Tripping the light fantastic to strains of the latest jazz records transmitted by radio telephony may become quite a common thing in Santa Clara county. Approximately 750 owners of radio telephone sets in Santa Clara county last night listened in to a program given via wireless telephone in the Herrold college of engineering and radio located at 467 North First street. This institution, the oldest radio school in the United States, announces that the programs, to included classical as well as dance music, will be given semi-weekly.
The Herrold school, which conducts a radio laboratory and experimental station, manufactures sets and improved radio appliances and handles any and all standard radio equipment on the market, recently sold to St. Joseph's high school a wireless outfit capable of tuning into any wave meter known, the set marking a great improvement in the radio world as formerly it was necessary to use two and three sets to cover the entire field.
The school is now conducting experiments with a coil aerial or direction finder, which in the concrete is a radio compass, to aid in plotting on a map the point from whence a signal is sent. This coil is now being used around the bay territory for the purpose of leading ships in and out of the harbor without the aid of lighthouses, and the experiments are for the purpose of improving the coil, the same being in the hands of a patent attorney.
Just recently a squirrel cage aerial, which consists of the wire placed vertically around the pole instead of horizontally between two poles, has been installed on top of the building, and has been found more powerful than the old style ones.
Turns Out Many Operators.
The Herrold school, organized in 1909 by Charles D. Herrold, has turned out about 1200 operators and put 130 into the military service during the war. At one time practically all of the chief men in the twelfth naval district, which takes in Great Hill and Pearl Harbor, were Herrold graduates.
Associated with Mr. Herrold is Robert J. Stull, the first graduate of the school, who wrote a thesis on radio telephony in 1916 which because of its thorough treatment of the subject resulted in much praise for the author.
The Herrold school announces that the radio telephony programs will be given Monday and Thursday nights of each week.
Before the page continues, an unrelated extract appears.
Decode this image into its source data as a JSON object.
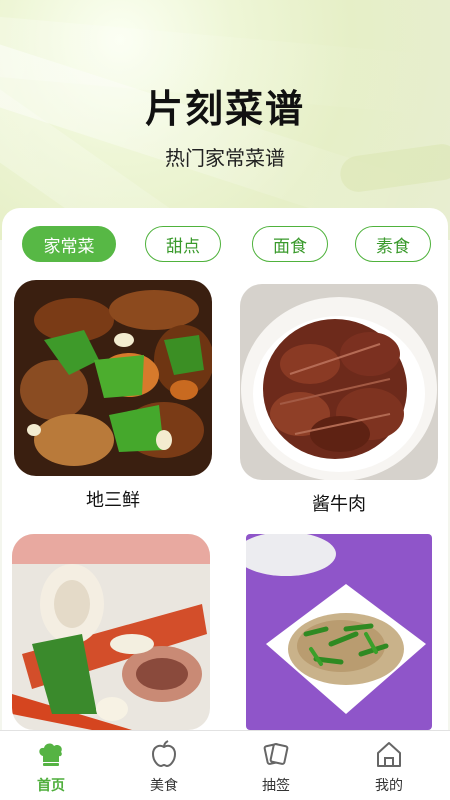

The numbers may be heard within a radius of from 100 to 200 miles. Records for the program will be furnished by J. A. Kerwin of 84 East Santa Clara street, dealer in phonographs.